David Tran, CEO of Huy Fong Foods, shuns publicity, professes not to care about profits, hardly knows where his sauces are sold, and probably leaves millions of dollars on the table every year.
How The “IKEA Effect” Explains Today’s Startups
Having customers do most of the work, feel great about it, and at the same time perceive they have attained value for their money is the Holy Grail in business. Ikea gets it–and so do many of today’s hottest startups.
Why The Coming Foreclosure Crisis Will Look Nothing Like The Last One
A prominent housing analyst expects hundreds of thousands of defaults next year as mortgage forbearance periods end. At first glance, those projections look bad. On closer inspection, however, this round of foreclosures should be mild in comparison to the financial carnage of 2008 to 2010.
Why Do Pandemics Keep Happening?
From the black death to the coronavirus, this is what we need to think about in order to tackle pandemics. Bloomberg explains why pandemics keep happening in this 8-minute video.
It’s Not You. Phones Are Designed To Be Addicting.
Today’s phones are hard to put down. Push notifications buzz in your pocket, red bubbles demand attention, and endless distractions sit at your fingertips. It can feel impossible to pull away from. The 3 design elements that make smartphones so hard to put down, explained by Google’s former design ethicist.
Cults: The Holy Business of Being A God

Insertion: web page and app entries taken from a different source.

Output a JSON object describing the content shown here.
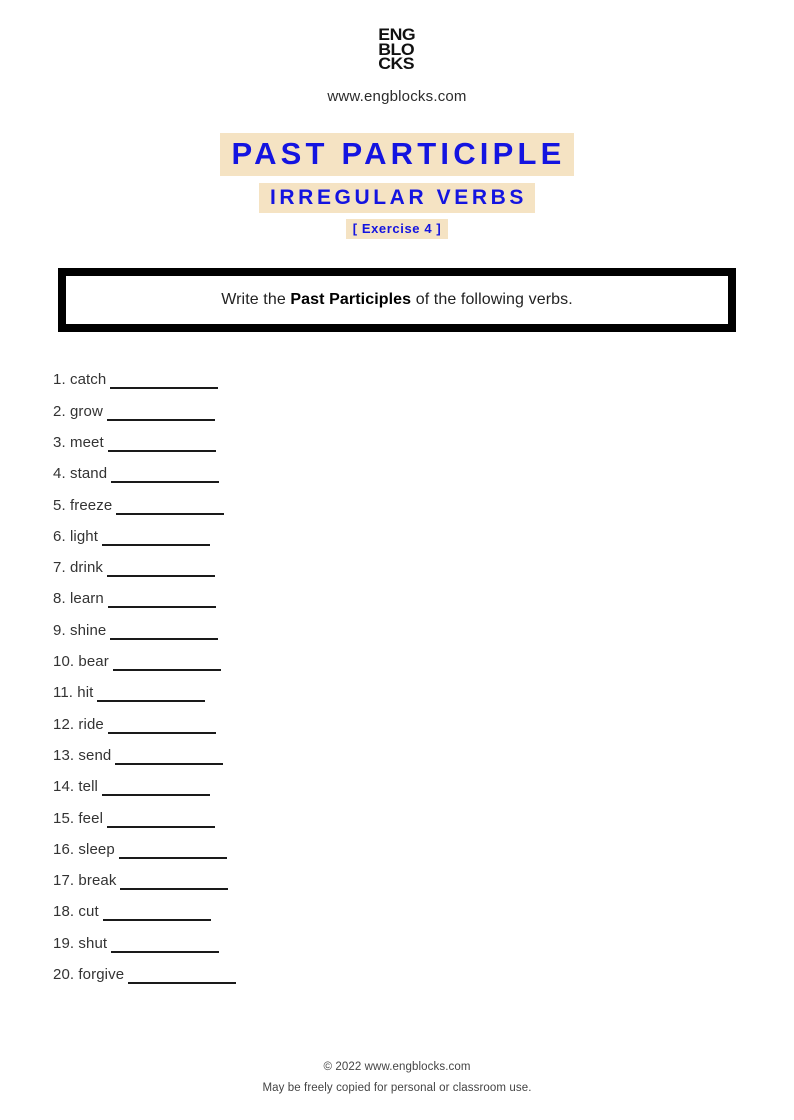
{
  "header": {
    "logo_lines": [
      "ENG",
      "BLO",
      "CKS"
    ],
    "site_url": "www.engblocks.com"
  },
  "titles": {
    "main": "PAST PARTICIPLE",
    "sub": "IRREGULAR VERBS",
    "exercise": "[ Exercise 4 ]",
    "highlight_color": "#f5e3c3",
    "text_color": "#1414e0"
  },
  "instruction": {
    "prefix": "Write the ",
    "bold": "Past Participles",
    "suffix": " of the following verbs."
  },
  "exercise": {
    "items": [
      {
        "number": "1.",
        "verb": "catch"
      },
      {
        "number": "2.",
        "verb": "grow"
      },
      {
        "number": "3.",
        "verb": "meet"
      },
      {
        "number": "4.",
        "verb": "stand"
      },
      {
        "number": "5.",
        "verb": "freeze"
      },
      {
        "number": "6.",
        "verb": "light"
      },
      {
        "number": "7.",
        "verb": "drink"
      },
      {
        "number": "8.",
        "verb": "learn"
      },
      {
        "number": "9.",
        "verb": "shine"
      },
      {
        "number": "10.",
        "verb": "bear"
      },
      {
        "number": "11.",
        "verb": "hit"
      },
      {
        "number": "12.",
        "verb": "ride"
      },
      {
        "number": "13.",
        "verb": "send"
      },
      {
        "number": "14.",
        "verb": "tell"
      },
      {
        "number": "15.",
        "verb": "feel"
      },
      {
        "number": "16.",
        "verb": "sleep"
      },
      {
        "number": "17.",
        "verb": "break"
      },
      {
        "number": "18.",
        "verb": "cut"
      },
      {
        "number": "19.",
        "verb": "shut"
      },
      {
        "number": "20.",
        "verb": "forgive"
      }
    ]
  },
  "footer": {
    "copyright": "© 2022 www.engblocks.com",
    "notice": "May be freely copied for personal or classroom use."
  }
}
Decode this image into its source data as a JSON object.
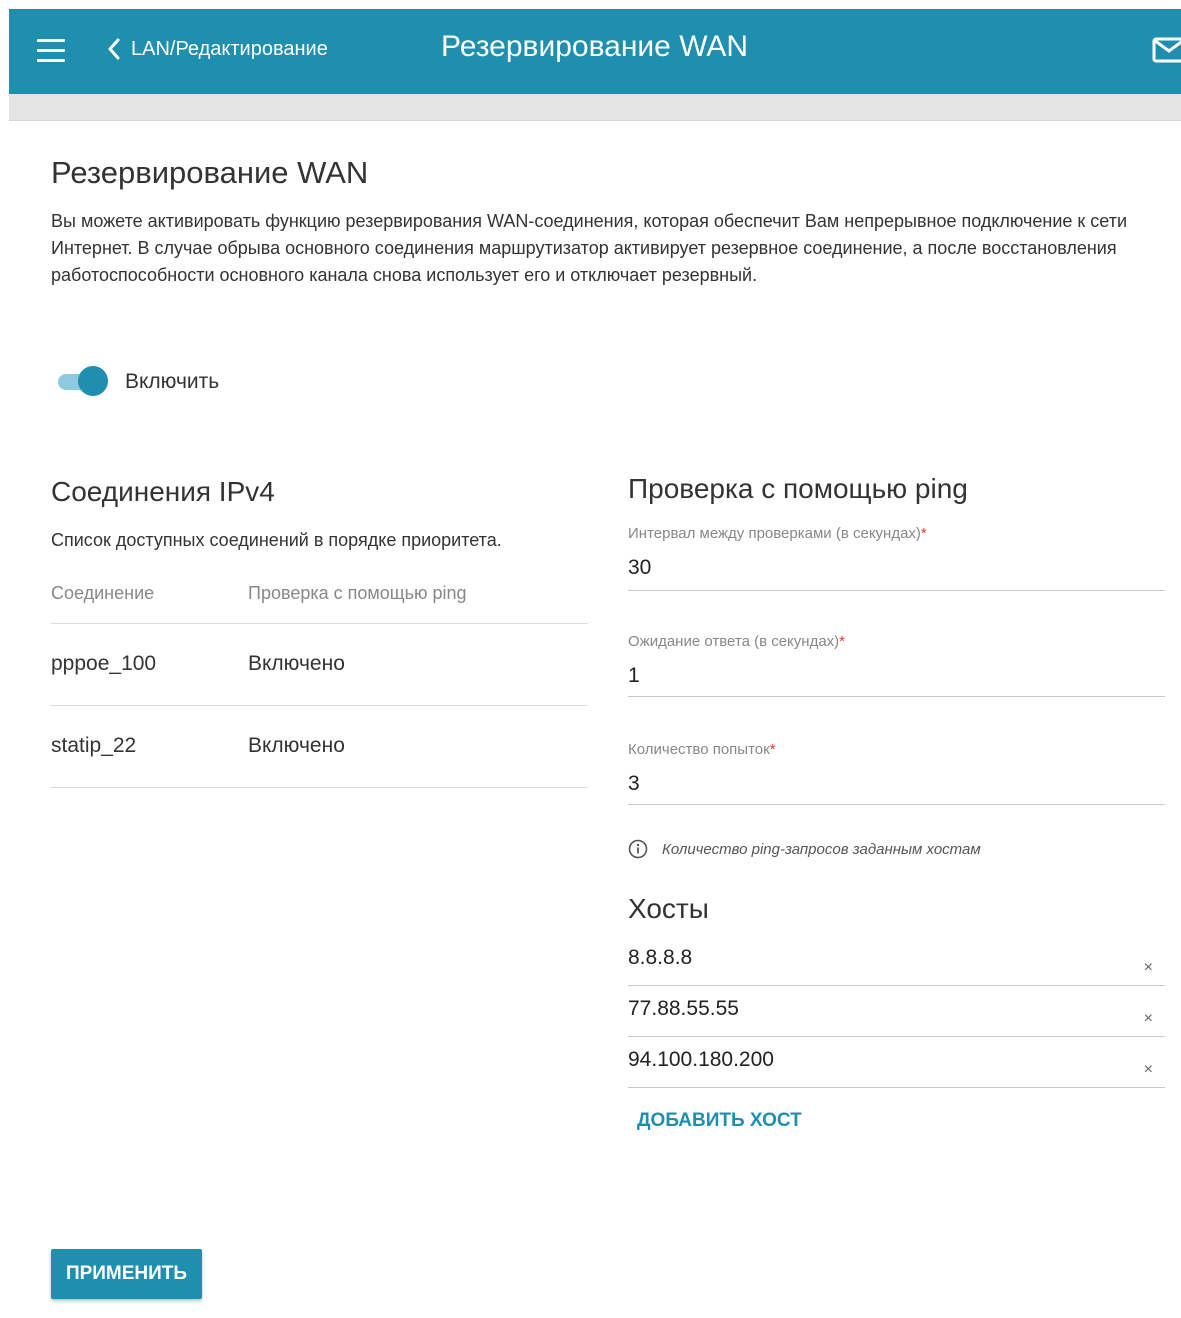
{
  "topbar": {
    "back_label": "LAN/Редактирование",
    "title": "Резервирование WAN",
    "icons": [
      "menu-icon",
      "chevron-left-icon",
      "mail-icon"
    ],
    "accent_color": "#1f8fb0"
  },
  "main": {
    "title": "Резервирование WAN",
    "description": "Вы можете активировать функцию резервирования WAN-соединения, которая обеспечит Вам непрерывное подключение к сети Интернет. В случае обрыва основного соединения маршрутизатор активирует резервное соединение, а после восстановления работоспособности основного канала снова использует его и отключает резервный.",
    "enable_toggle": {
      "label": "Включить",
      "on": true
    }
  },
  "connections": {
    "title": "Соединения IPv4",
    "description": "Список доступных соединений в порядке приоритета.",
    "columns": [
      "Соединение",
      "Проверка с помощью ping"
    ],
    "rows": [
      [
        "pppoe_100",
        "Включено"
      ],
      [
        "statip_22",
        "Включено"
      ]
    ]
  },
  "ping": {
    "title": "Проверка с помощью ping",
    "interval": {
      "label": "Интервал между проверками (в секундах)",
      "required": "*",
      "value": "30"
    },
    "timeout": {
      "label": "Ожидание ответа (в секундах)",
      "required": "*",
      "value": "1"
    },
    "attempts": {
      "label": "Количество попыток",
      "required": "*",
      "value": "3"
    },
    "hint": "Количество ping-запросов заданным хостам",
    "hosts_title": "Хосты",
    "hosts": [
      "8.8.8.8",
      "77.88.55.55",
      "94.100.180.200"
    ],
    "clear_symbol": "×",
    "add_host_label": "ДОБАВИТЬ ХОСТ"
  },
  "actions": {
    "apply_label": "ПРИМЕНИТЬ"
  }
}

As a god, your disciples don’t view you as ruling over them even though you are, but as their benevolent leader showing them the light to salvation. A leader that though figuratively and literally followed to the ends of the earth. Now, that is real power.